Anne has been back in the UK for 18 months. She talks about her deportation to the UK, and how she used her determination to ensure it saved her life, rather than hinder it.

The first time I really thought about my deportation was when I was in immigration detention. The hardest part was that I was going to leave my family – my children and my parents. I didn’t know how to feel. I was getting my freedom back but I was losing everything; it was almost like I was paying the price for my freedom.

I had two options: I can either do this as best as I can, or I don’t. That’s why I came to the UK with a new mind-set, not to go back to old ways. I’m 18 months clean and doing new things that I never would have done. Deportation was not as negative as it could have been apart from being away from my kids.

At Prisoners Abroad, many people are going through the same thing.

The process of getting housing was so hard. I struggled getting hold of my birth certificate which meant there was barrier after barrier. It’s hard enough to mentally cope when you’re being supported, so I can’t imagine what it would have been like without that help. I’d be homeless I’m sure. Prisoners Abroad sorted out and paid for emergency accommodation for two months and gave me food and travel grants so that I could manage in London. They helped me get a National Insurance number, paid for a new passport and referred me to Synergy, a drama school which really helped to build my confidence.

It’s hard making friends when you don’t know anyone in the country, but it’s a common ground at Prisoners Abroad as many people are going through the same thing. I am now in the process of writing my own play. As hard as it was and it still is, deportation saved my life.

Preventing homelessness is crucial.

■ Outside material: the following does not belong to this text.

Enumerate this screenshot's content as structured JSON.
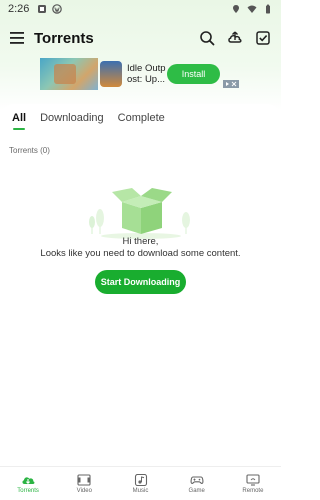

Prisoners Abroad supports people who return back to the UK after prison; we find them somewhere to stay, provide grants for food and travel, and help them take the vital steps to a new life.